Persistently seeking help. Although in most cases it’s important for kids to learn to work out their problems on their own, Bully showed us that in cases where safety is in question (both emotional and physical), adults are needed. However, Bully also brought up the fact that many adults ignore the problem, feel powerless themselves, or question the seriousness of the situation—and render themselves ineffective. You can train your kids to overcome this at school by playing the part of the tuned-out teacher (again, with Mr. Bear’s help if necessary) and coaching your kids to stick it out until they get the attention and help they need.
With these techniques, you’ll be empowering your kids to put a stop to their own tendencies toward bullying, giving them tools to respond to other bullies, and preparing them for real-life success.
Only practice makes permanent, but soon enough you’ll begin to hear playground stories about peaceful resolutions rather than tyranny.
These steps for a meaningful apology will help you empower your kids as they face high-pressure situations. They’ll become accustomed to taking responsibility for their actions; they’ll tune in to others’ feelings (and their own); and they’ll learn peaceful ways to resolve conflict and respectably coexist with their peers. Your kids will be able to deliver a genuine apology and make amends when they’ve wronged another person. All of this will help keep their own bullying tendencies to a minimum.

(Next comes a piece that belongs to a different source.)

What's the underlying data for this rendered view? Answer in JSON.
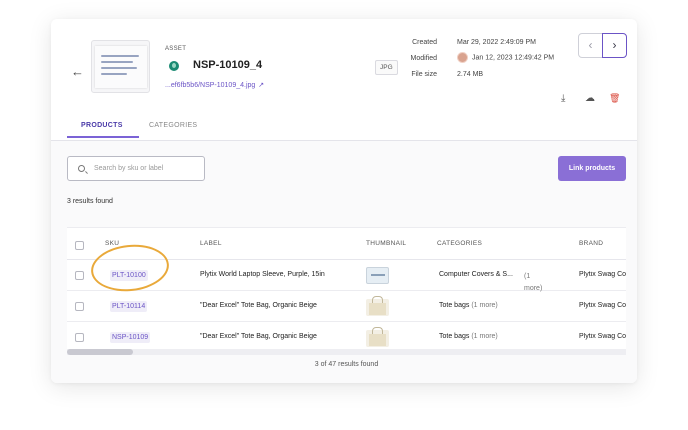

If you begin employing these steps and strategies with a young child, you’ll be less likely to raise a bully. And even if you start with a teenager — a teenager who might already be known as a bully — you’ll see results with persistence and patience. You, and your children, can help turn the tide in school hallways, lunchrooms, playing fields, and beyond. The most important thing is to start now — don’t miss a learning opportunity, and don’t let bullying behavior go unchecked.

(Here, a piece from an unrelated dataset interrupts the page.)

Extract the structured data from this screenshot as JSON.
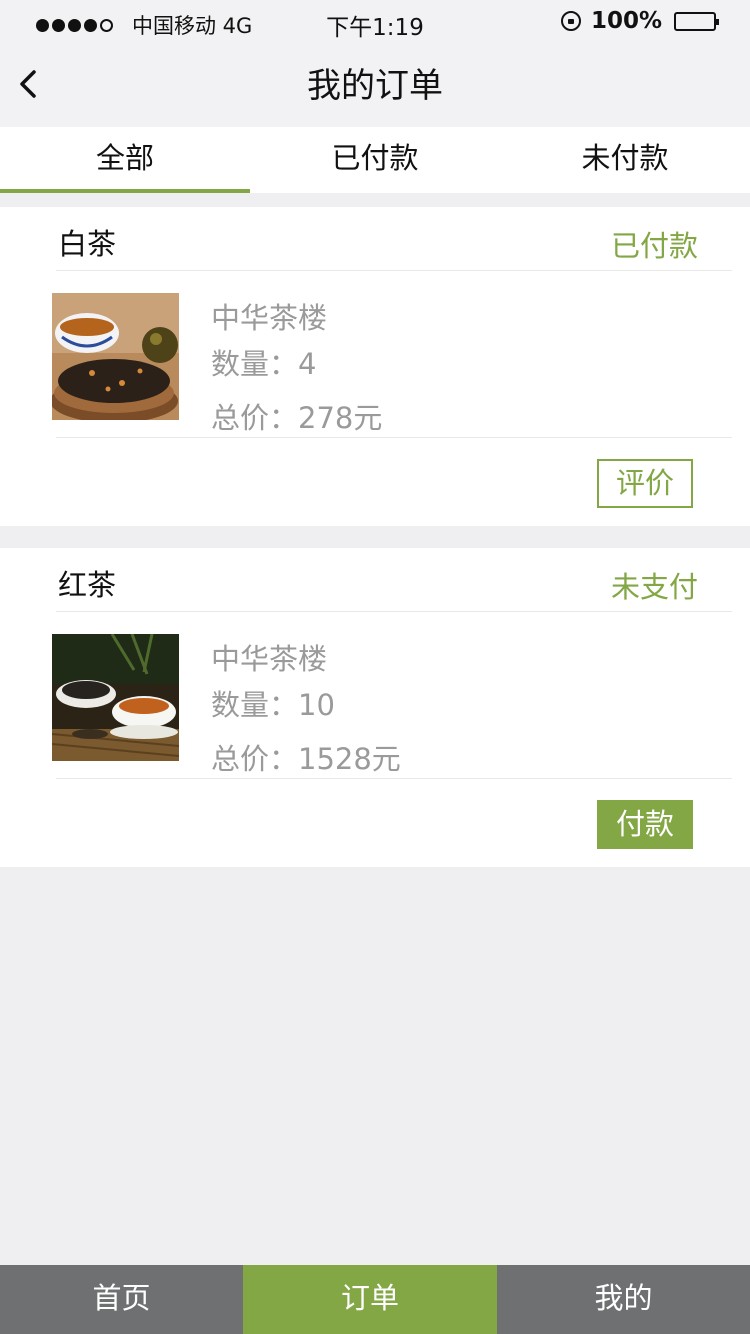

This essay, like Bully, ends with a challenge. Try these steps in your home this week. Write them on notes and stick them to your mirror or your dashboard to help keep them fresh in your mind. Then, next time you need to step in to an incident your kids can’t work out themselves, take them through the process. Even if it seems strange at first, once you start seeing results, you’ll be hooked — and so will your children. The more kids are held accountable for their actions, and the more they learn to consider the feelings of others and peacefully resolve conflicts, the less bullying we’ll see. Ending bullying starts with one: one person, one action—and one meaningful apology.
Excerpted from the book: BULLY: An Action Plan for Teachers, Parents, and Communities to Combat the Bullying Crisis. Copyright Weinstein Books, 2012. BULLY the movie now available on Blu-Ray.
Want to hear more from Lee? Blogger Casey Mullins recently discussed the film with the director — read her interview here.